# Reducing Boolean expressions

Just learning mathematical proof writing and came upon this interesting question Writing an expression using logic.

$$(P \land Q \land \lnot R) \lor (P \land \lnot Q \land \lnot R) \lor (\lnot P \land Q \land R)$$ Just to help myself prepare for these kind of questions (this question might have already been solved, but), how would you reduce this boolean sentence where as the question states, solving for (???) ?

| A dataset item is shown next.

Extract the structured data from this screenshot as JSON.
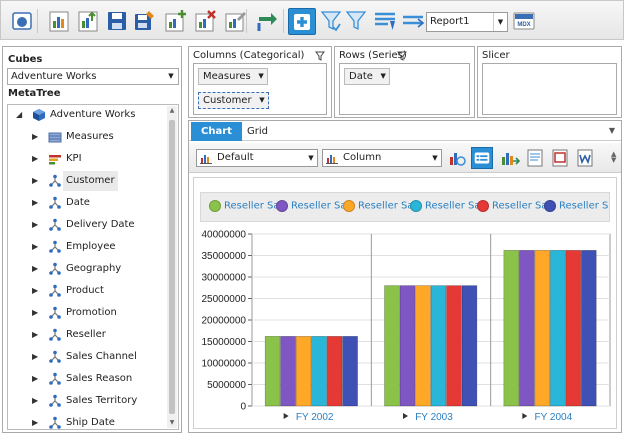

The objective here is not to solve it, as there is no equation to solve, but to simplify the proposition: but what counts as simplified is subjective, and needs specification. For example, one can aim to write it in conjunctive normal form (as it is already in disjunctive normal form). Sometimes for questions like this you will be asked to show that the proposition is equivalent to some given proposition.

You have: $$(P \land Q \land \lnot R) \lor (P \land \lnot Q \land \lnot R) \lor (\lnot P \land Q \land R) \equiv \quad???\tag{1}$$

There are various ways to proceed and/or manipulate the expression into an equivalent form, using distribution, or De Morgan's in some cases, for example, depending on what your goal is.

E.g., in response to your question below: Note that we can use the distributive law to combine (factor out) like terms in the first two terms in $(1)$:

$$(P \land Q\land \lnot R) \lor (P \land \lnot Q \land \lnot R)$$ $$\equiv [(P \land \lnot R) \land Q] \lor [(P \land \lnot R) \land \lnot Q]$$ $$\equiv (P \land \lnot R) \land (Q \lor \lnot Q)$$ $$\equiv P \land \lnot R$$

That gives us, remembering we still have the third term of $(1)$ to retain:

$$(P \land Q \land \lnot R) \lor (P \land \lnot Q \land \lnot R) \lor (\lnot P \land Q \land R) \equiv \color{blue}{\bf (P\land \lnot R) \lor (\lnot P \land Q \land R)}\tag{2}$$

As mentioned, $(1)$ is already in one of the standard forms used in logic: Disjunctive normal form (DNF): and it meets the criteria given in the linked question you provide, to find an expression using only the connectives $\land, \lor, \lnot$: it represents all the information conveyed by the truth-table: and so can be considered to be a valid representation for "$???$". So can the RHS of $\color{blue}{\bf (2)}$

But what counts as "simplified" depends on some given, specified constraints.

• Right, that's what I meant to ask, how to simplify it. So how is it simplified? I tried searching De Morgan's law but didn't find anything that made sense. Is there any reference you can make that will cap my curiosity? – Jlhglkj Glkjhg May 13 '13 at 1:57
• You're welcome, Jlhglkj! ;-) – Namaste May 13 '13 at 2:17
• Miss you Amy...++++ – mrs May 13 '13 at 2:48
• Hello!!!! @Babak! Good to "see" you! ;-) – Namaste May 13 '13 at 2:54
• I am at the Maths dept. right now and chatting in the chat room here. Asking something about non-edu geo. – mrs May 13 '13 at 2:55

You can start by combining the first two terms:

\begin{align*} (P\land Q\land\neg R)\lor(P\land\neg Q\land\neg R)&=\big((P\land\neg R)\land Q\big)\lor\big((P\land\neg R)\land\neg Q\big)\\ &=(P\land\neg R)\land(Q\lor\neg Q)\\ &=P\land\neg R\;. \end{align*}

That leaves you with

$$(P\land\neg R)\lor(\neg P\land Q\land R)\;.$$

I'm not at all sure that you can do anything nicer with a disjunctive form.